Tag Info

Hot answers tagged

4

Don't know if are other species used in homebrew, actually I've never go that way before, but this two species that you cited above, Lactobacillus delbruekii and Lactobacillus brevis are homofermentative, and heterofermentative, respectively, according to this text of Todar's Online Textbook of Bacteriology (page 3): Lactobacillus is very heterogeneous ...


2

Brett has very low flocculation, so unlike a Sacc. starter, where you can only pitch the concentrated sediment of flocculated yeast, with Brett you'll need to pitch the "bottom half" of the starter volume to make sure you get most of the yeast. While you could just pitch the whole volume, since brett needs larger, lager-sized starters, you want to decant at ...

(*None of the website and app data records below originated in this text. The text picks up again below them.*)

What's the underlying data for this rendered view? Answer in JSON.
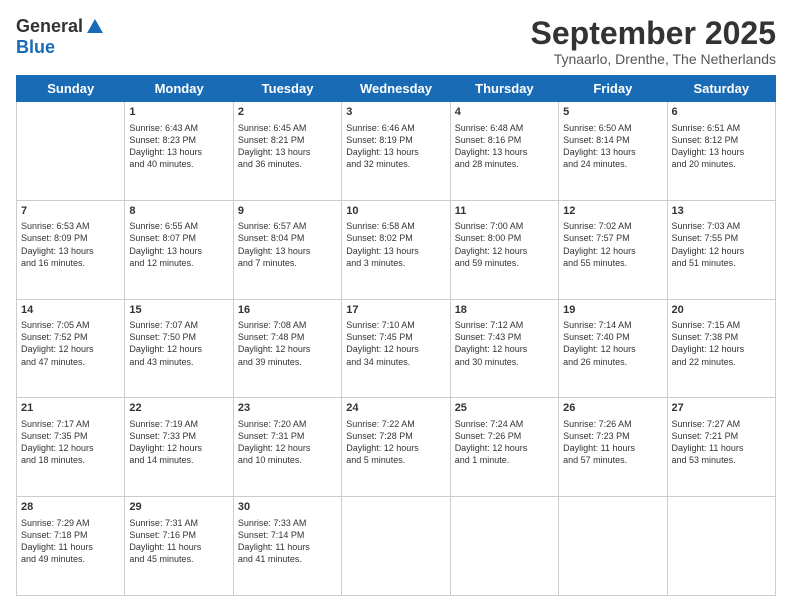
{
  "logo": {
    "general": "General",
    "blue": "Blue"
  },
  "title": "September 2025",
  "location": "Tynaarlo, Drenthe, The Netherlands",
  "days_header": [
    "Sunday",
    "Monday",
    "Tuesday",
    "Wednesday",
    "Thursday",
    "Friday",
    "Saturday"
  ],
  "weeks": [
    [
      {
        "day": "",
        "info": ""
      },
      {
        "day": "1",
        "info": "Sunrise: 6:43 AM\nSunset: 8:23 PM\nDaylight: 13 hours\nand 40 minutes."
      },
      {
        "day": "2",
        "info": "Sunrise: 6:45 AM\nSunset: 8:21 PM\nDaylight: 13 hours\nand 36 minutes."
      },
      {
        "day": "3",
        "info": "Sunrise: 6:46 AM\nSunset: 8:19 PM\nDaylight: 13 hours\nand 32 minutes."
      },
      {
        "day": "4",
        "info": "Sunrise: 6:48 AM\nSunset: 8:16 PM\nDaylight: 13 hours\nand 28 minutes."
      },
      {
        "day": "5",
        "info": "Sunrise: 6:50 AM\nSunset: 8:14 PM\nDaylight: 13 hours\nand 24 minutes."
      },
      {
        "day": "6",
        "info": "Sunrise: 6:51 AM\nSunset: 8:12 PM\nDaylight: 13 hours\nand 20 minutes."
      }
    ],
    [
      {
        "day": "7",
        "info": "Sunrise: 6:53 AM\nSunset: 8:09 PM\nDaylight: 13 hours\nand 16 minutes."
      },
      {
        "day": "8",
        "info": "Sunrise: 6:55 AM\nSunset: 8:07 PM\nDaylight: 13 hours\nand 12 minutes."
      },
      {
        "day": "9",
        "info": "Sunrise: 6:57 AM\nSunset: 8:04 PM\nDaylight: 13 hours\nand 7 minutes."
      },
      {
        "day": "10",
        "info": "Sunrise: 6:58 AM\nSunset: 8:02 PM\nDaylight: 13 hours\nand 3 minutes."
      },
      {
        "day": "11",
        "info": "Sunrise: 7:00 AM\nSunset: 8:00 PM\nDaylight: 12 hours\nand 59 minutes."
      },
      {
        "day": "12",
        "info": "Sunrise: 7:02 AM\nSunset: 7:57 PM\nDaylight: 12 hours\nand 55 minutes."
      },
      {
        "day": "13",
        "info": "Sunrise: 7:03 AM\nSunset: 7:55 PM\nDaylight: 12 hours\nand 51 minutes."
      }
    ],
    [
      {
        "day": "14",
        "info": "Sunrise: 7:05 AM\nSunset: 7:52 PM\nDaylight: 12 hours\nand 47 minutes."
      },
      {
        "day": "15",
        "info": "Sunrise: 7:07 AM\nSunset: 7:50 PM\nDaylight: 12 hours\nand 43 minutes."
      },
      {
        "day": "16",
        "info": "Sunrise: 7:08 AM\nSunset: 7:48 PM\nDaylight: 12 hours\nand 39 minutes."
      },
      {
        "day": "17",
        "info": "Sunrise: 7:10 AM\nSunset: 7:45 PM\nDaylight: 12 hours\nand 34 minutes."
      },
      {
        "day": "18",
        "info": "Sunrise: 7:12 AM\nSunset: 7:43 PM\nDaylight: 12 hours\nand 30 minutes."
      },
      {
        "day": "19",
        "info": "Sunrise: 7:14 AM\nSunset: 7:40 PM\nDaylight: 12 hours\nand 26 minutes."
      },
      {
        "day": "20",
        "info": "Sunrise: 7:15 AM\nSunset: 7:38 PM\nDaylight: 12 hours\nand 22 minutes."
      }
    ],
    [
      {
        "day": "21",
        "info": "Sunrise: 7:17 AM\nSunset: 7:35 PM\nDaylight: 12 hours\nand 18 minutes."
      },
      {
        "day": "22",
        "info": "Sunrise: 7:19 AM\nSunset: 7:33 PM\nDaylight: 12 hours\nand 14 minutes."
      },
      {
        "day": "23",
        "info": "Sunrise: 7:20 AM\nSunset: 7:31 PM\nDaylight: 12 hours\nand 10 minutes."
      },
      {
        "day": "24",
        "info": "Sunrise: 7:22 AM\nSunset: 7:28 PM\nDaylight: 12 hours\nand 5 minutes."
      },
      {
        "day": "25",
        "info": "Sunrise: 7:24 AM\nSunset: 7:26 PM\nDaylight: 12 hours\nand 1 minute."
      },
      {
        "day": "26",
        "info": "Sunrise: 7:26 AM\nSunset: 7:23 PM\nDaylight: 11 hours\nand 57 minutes."
      },
      {
        "day": "27",
        "info": "Sunrise: 7:27 AM\nSunset: 7:21 PM\nDaylight: 11 hours\nand 53 minutes."
      }
    ],
    [
      {
        "day": "28",
        "info": "Sunrise: 7:29 AM\nSunset: 7:18 PM\nDaylight: 11 hours\nand 49 minutes."
      },
      {
        "day": "29",
        "info": "Sunrise: 7:31 AM\nSunset: 7:16 PM\nDaylight: 11 hours\nand 45 minutes."
      },
      {
        "day": "30",
        "info": "Sunrise: 7:33 AM\nSunset: 7:14 PM\nDaylight: 11 hours\nand 41 minutes."
      },
      {
        "day": "",
        "info": ""
      },
      {
        "day": "",
        "info": ""
      },
      {
        "day": "",
        "info": ""
      },
      {
        "day": "",
        "info": ""
      }
    ]
  ]
}
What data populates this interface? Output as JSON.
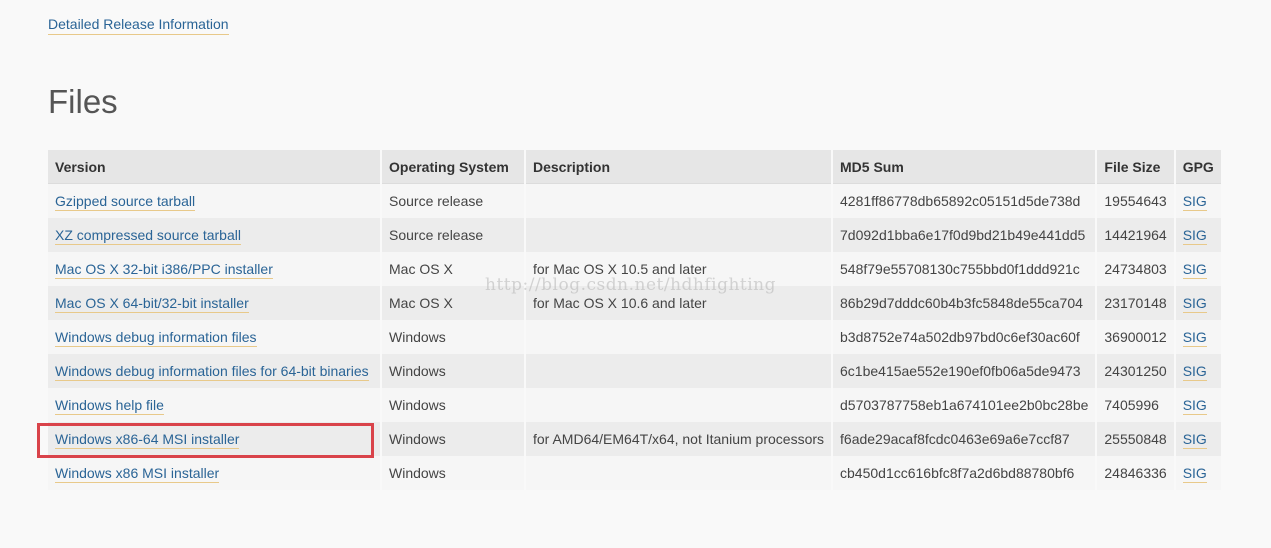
{
  "release_link": "Detailed Release Information",
  "section_title": "Files",
  "watermark": "http://blog.csdn.net/hdhfighting",
  "colors": {
    "link": "#2a6496",
    "link_underline": "#e8c98a",
    "highlight_border": "#d9434a",
    "header_bg": "#e6e6e6"
  },
  "table": {
    "headers": {
      "version": "Version",
      "os": "Operating System",
      "description": "Description",
      "md5": "MD5 Sum",
      "size": "File Size",
      "gpg": "GPG"
    },
    "rows": [
      {
        "version": "Gzipped source tarball",
        "os": "Source release",
        "description": "",
        "md5": "4281ff86778db65892c05151d5de738d",
        "size": "19554643",
        "gpg": "SIG"
      },
      {
        "version": "XZ compressed source tarball",
        "os": "Source release",
        "description": "",
        "md5": "7d092d1bba6e17f0d9bd21b49e441dd5",
        "size": "14421964",
        "gpg": "SIG"
      },
      {
        "version": "Mac OS X 32-bit i386/PPC installer",
        "os": "Mac OS X",
        "description": "for Mac OS X 10.5 and later",
        "md5": "548f79e55708130c755bbd0f1ddd921c",
        "size": "24734803",
        "gpg": "SIG"
      },
      {
        "version": "Mac OS X 64-bit/32-bit installer",
        "os": "Mac OS X",
        "description": "for Mac OS X 10.6 and later",
        "md5": "86b29d7dddc60b4b3fc5848de55ca704",
        "size": "23170148",
        "gpg": "SIG"
      },
      {
        "version": "Windows debug information files",
        "os": "Windows",
        "description": "",
        "md5": "b3d8752e74a502db97bd0c6ef30ac60f",
        "size": "36900012",
        "gpg": "SIG"
      },
      {
        "version": "Windows debug information files for 64-bit binaries",
        "os": "Windows",
        "description": "",
        "md5": "6c1be415ae552e190ef0fb06a5de9473",
        "size": "24301250",
        "gpg": "SIG"
      },
      {
        "version": "Windows help file",
        "os": "Windows",
        "description": "",
        "md5": "d5703787758eb1a674101ee2b0bc28be",
        "size": "7405996",
        "gpg": "SIG"
      },
      {
        "version": "Windows x86-64 MSI installer",
        "os": "Windows",
        "description": "for AMD64/EM64T/x64, not Itanium processors",
        "md5": "f6ade29acaf8fcdc0463e69a6e7ccf87",
        "size": "25550848",
        "gpg": "SIG"
      },
      {
        "version": "Windows x86 MSI installer",
        "os": "Windows",
        "description": "",
        "md5": "cb450d1cc616bfc8f7a2d6bd88780bf6",
        "size": "24846336",
        "gpg": "SIG"
      }
    ]
  }
}
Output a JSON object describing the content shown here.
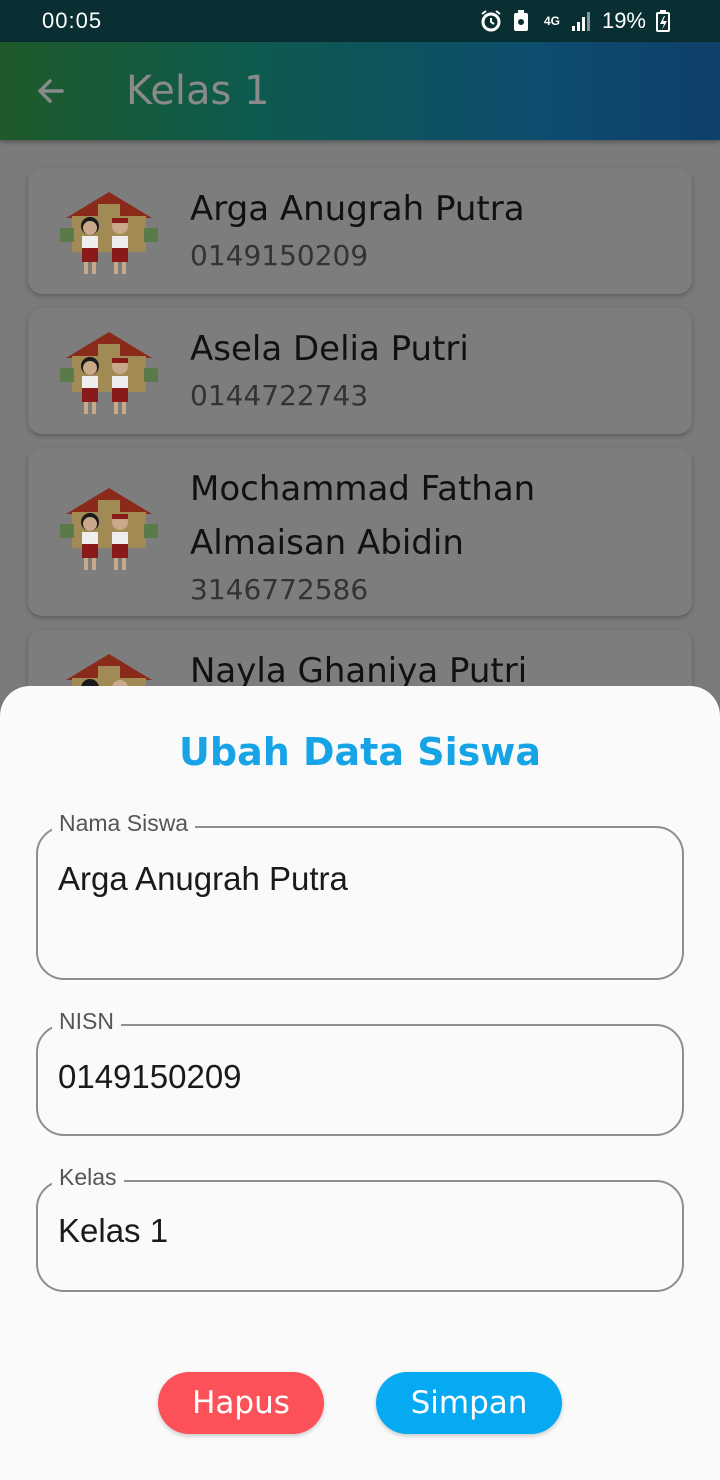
{
  "status_bar": {
    "time": "00:05",
    "battery": "19%",
    "network": "4G",
    "icons": [
      "alarm-icon",
      "battery-saver-icon",
      "network-4g-icon",
      "signal-icon",
      "battery-icon"
    ]
  },
  "app_bar": {
    "title": "Kelas 1",
    "back_icon": "arrow-left-icon"
  },
  "students": [
    {
      "name": "Arga Anugrah Putra",
      "nisn": "0149150209"
    },
    {
      "name": "Asela Delia Putri",
      "nisn": "0144722743"
    },
    {
      "name": "Mochammad Fathan Almaisan Abidin",
      "name_line1": "Mochammad Fathan",
      "name_line2": "Almaisan Abidin",
      "nisn": "3146772586"
    },
    {
      "name": "Nayla Ghaniya Putri",
      "nisn": ""
    }
  ],
  "sheet": {
    "title": "Ubah Data Siswa",
    "fields": {
      "nama": {
        "label": "Nama Siswa",
        "value": "Arga Anugrah Putra"
      },
      "nisn": {
        "label": "NISN",
        "value": "0149150209"
      },
      "kelas": {
        "label": "Kelas",
        "value": "Kelas 1"
      }
    },
    "buttons": {
      "delete": "Hapus",
      "save": "Simpan"
    }
  },
  "colors": {
    "accent": "#16a4e6",
    "delete": "#fc5158",
    "save": "#06aaf2",
    "status_bar": "#0a2f33"
  }
}
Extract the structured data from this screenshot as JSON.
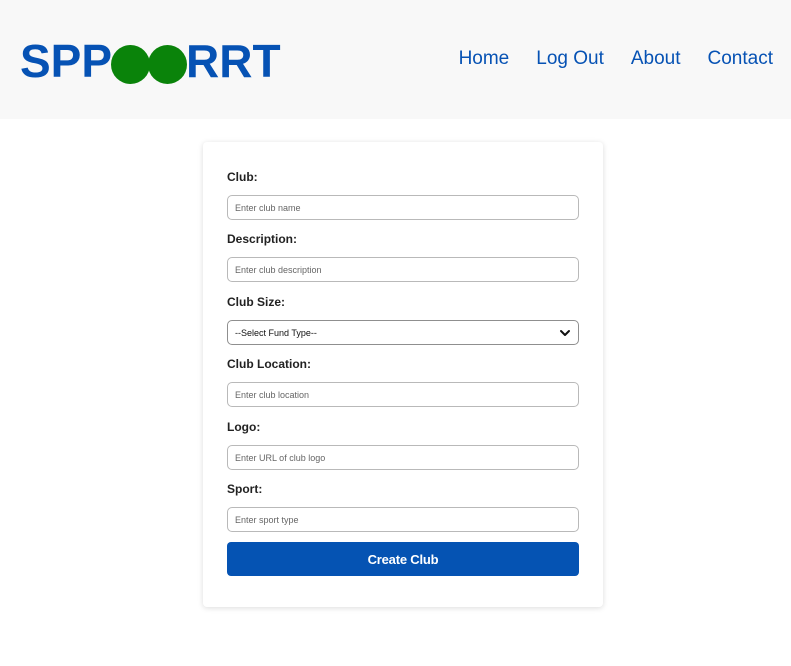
{
  "brand": {
    "prefix": "SPP",
    "suffix": "RRT",
    "brand_color": "#0652b4",
    "ball_color": "#0a830a"
  },
  "nav": {
    "items": [
      {
        "label": "Home"
      },
      {
        "label": "Log Out"
      },
      {
        "label": "About"
      },
      {
        "label": "Contact"
      }
    ]
  },
  "form": {
    "club": {
      "label": "Club:",
      "placeholder": "Enter club name",
      "value": ""
    },
    "description": {
      "label": "Description:",
      "placeholder": "Enter club description",
      "value": ""
    },
    "club_size": {
      "label": "Club Size:",
      "selected": "--Select Fund Type--",
      "icon": "chevron-down-icon"
    },
    "club_location": {
      "label": "Club Location:",
      "placeholder": "Enter club location",
      "value": ""
    },
    "logo": {
      "label": "Logo:",
      "placeholder": "Enter URL of club logo",
      "value": ""
    },
    "sport": {
      "label": "Sport:",
      "placeholder": "Enter sport type",
      "value": ""
    },
    "submit_label": "Create Club",
    "submit_color": "#0553b3"
  }
}
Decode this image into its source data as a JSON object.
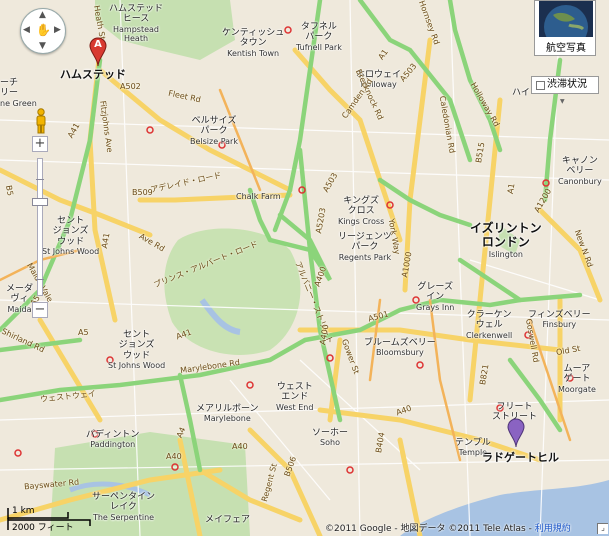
{
  "controls": {
    "satellite_label": "航空写真",
    "traffic_label": "渋滞状況"
  },
  "scale": {
    "km": "1 km",
    "ft": "2000 フィート"
  },
  "copyright": {
    "text": "©2011 Google - 地図データ ©2011 Tele Atlas - ",
    "link": "利用規約"
  },
  "markers": [
    {
      "letter": "A",
      "label": "ハムステッド",
      "color": "#d83a31"
    },
    {
      "letter": "",
      "label": "ラドゲートヒル",
      "color": "#8a63c2"
    }
  ],
  "areas": {
    "hampstead_heath": {
      "jp": "ハムステッド\nヒース",
      "en": "Hampstead\nHeath"
    },
    "kentish_town": {
      "jp": "ケンティッシュ\nタウン",
      "en": "Kentish Town"
    },
    "tufnell_park": {
      "jp": "タフネル\nパーク",
      "en": "Tufnell Park"
    },
    "holloway": {
      "jp": "ホロウェイ",
      "en": "Holloway"
    },
    "highbury": {
      "jp": "ハイ",
      "en": ""
    },
    "belsize_park": {
      "jp": "ベルサイズ\nパーク",
      "en": "Belsize Park"
    },
    "canonbury": {
      "jp": "キャノン\nベリー",
      "en": "Canonbury"
    },
    "kings_cross": {
      "jp": "キングズ\nクロス",
      "en": "Kings Cross"
    },
    "regents_park": {
      "jp": "リージェンツ\nパーク",
      "en": "Regents Park"
    },
    "islington": {
      "jp": "イズリントン\nロンドン",
      "en": "Islington"
    },
    "st_johns_wood_n": {
      "jp": "セント\nジョンズ\nウッド",
      "en": "St Johns Wood"
    },
    "greens_inn": {
      "jp": "グレーズ\nイン",
      "en": "Grays Inn"
    },
    "clerkenwell": {
      "jp": "クラーケン\nウェル",
      "en": "Clerkenwell"
    },
    "finsbury": {
      "jp": "フィンズベリー",
      "en": "Finsbury"
    },
    "st_johns_wood_s": {
      "jp": "セント\nジョンズ\nウッド",
      "en": "St Johns Wood"
    },
    "bloomsbury": {
      "jp": "ブルームズベリー",
      "en": "Bloomsbury"
    },
    "moorgate": {
      "jp": "ムーア\nゲート",
      "en": "Moorgate"
    },
    "maida": {
      "jp": "メーダ\nヴィ",
      "en": "Maida"
    },
    "west_end": {
      "jp": "ウェスト\nエンド",
      "en": "West End"
    },
    "marylebone": {
      "jp": "メアリルボーン",
      "en": "Marylebone"
    },
    "fleet_street": {
      "jp": "フリート\nストリート",
      "en": ""
    },
    "paddington": {
      "jp": "パディントン",
      "en": "Paddington"
    },
    "soho": {
      "jp": "ソーホー",
      "en": "Soho"
    },
    "temple": {
      "jp": "テンプル",
      "en": "Temple"
    },
    "serpentine": {
      "jp": "サーペンタイン\nレイク",
      "en": "The Serpentine"
    },
    "mayfair": {
      "jp": "メイフェア",
      "en": "Mayfair"
    },
    "arch_lf": {
      "jp": "ーチ\nリー",
      "en": "ne Green"
    }
  },
  "roads": {
    "adelaide": "アデレイド・ロード",
    "albert": "プリンス・アルバート・ロード",
    "albany": "アルバニー・ストリート",
    "westway": "ウェストウェイ",
    "chalk_farm": "Chalk Farm",
    "a502": "A502",
    "a41a": "A41",
    "a41b": "A41",
    "a41c": "A41",
    "a5a": "A5",
    "a5b": "A5",
    "a503": "A503",
    "a503b": "A503",
    "a1": "A1",
    "a1b": "A1",
    "a1200": "A1200",
    "a1000": "A1000",
    "a501": "A501",
    "a400": "A400",
    "a400b": "A400",
    "a40a": "A40",
    "a40b": "A40",
    "a40c": "A40",
    "a4": "A4",
    "b509": "B509",
    "b515": "B515",
    "b821": "B821",
    "b506": "B506",
    "b404": "B404",
    "a5203": "A5203",
    "fleet_rd": "Fleet Rd",
    "fitzjohns": "Fitzjohns Ave",
    "ave_rd": "Ave Rd",
    "maida_vale": "Maida Vale",
    "camden_rd": "Camden Rd",
    "holloway_rd": "Holloway Rd",
    "york_way": "York Way",
    "hornsey": "Hornsey Rd",
    "caledonian": "Caledonian Rd",
    "new_n_rd": "New N Rd",
    "goswell": "Goswell Rd",
    "old_st": "Old St",
    "gower": "Gower St",
    "marylebone_rd": "Marylebone Rd",
    "regent": "Regent St",
    "bayswater": "Bayswater Rd",
    "shirland": "Shirland Rd",
    "heath": "Heath St",
    "b5": "B5",
    "brecknock": "Brecknock Rd"
  },
  "colors": {
    "background": "#efe9dc",
    "main_road": "#f7d367",
    "major_road": "#8bd47a",
    "park": "#c6e0b1",
    "water": "#a8c3e3"
  }
}
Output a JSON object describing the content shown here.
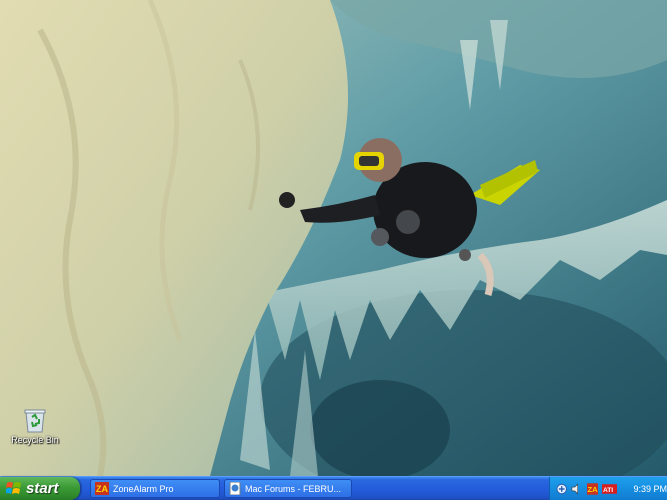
{
  "desktop": {
    "icons": [
      {
        "label": "Recycle Bin",
        "icon": "recycle-bin-icon"
      }
    ]
  },
  "taskbar": {
    "start_label": "start",
    "tasks": [
      {
        "label": "ZoneAlarm Pro",
        "icon": "zonealarm-icon"
      },
      {
        "label": "Mac Forums - FEBRU...",
        "icon": "browser-page-icon"
      }
    ],
    "tray": {
      "icons": [
        "network-icon",
        "speaker-icon",
        "zonealarm-tray-icon",
        "ati-icon"
      ],
      "clock": "9:39 PM"
    }
  }
}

2

I don't see why this won't work, though it's unconventional. I probably would just let the carbonation off-gas naturally. You might also want to hold off on the fruit until nearer the end of the souring/aging, although if you add it at this point it will provide some more sugars for the bugs. Maltodextrin could be added as well for more sugars. Don't forget ...


1

This is a very broad question but here's some direction: ...and the usefulness of this answer depends on whether you are planning on starting a long term barrel project or a medium term sour beer or a very quick sour batch... Something is growing, but it is certainly changing the ratios of different critters. My thinking would be to split the starter up ...


1

Try getting the must pH to greater than 5,aim for around 5.4. Then add some extra yeast. Only do this if your addition of CaCO3 was not successfully fixed the pH.


1

According to the guys at this sour-only brewery they use only glass, stainless or wood. Plastic lets in too much oxygen, leading to acetic acid. Also, the shape of a barrel allows them to eliminate the air space above the beer by topping up periodically with fermented beer. BTW that link is a 3-1/2 hour podcast, but I'm 95% confident the content is in ...


1

Background: I've done a few full sour-mash witbiers. I really like the effect, though it's not an everyday sort of style. Try brewing just a gallon, in case you don't like it. In my opinion, worrying about contamination in a sour mash is sort of silly, because contamination is what sours the mash. Unless you're directly inoculating the mash with a pure ...



Only top voted, non community-wiki answers of a minimum length are eligible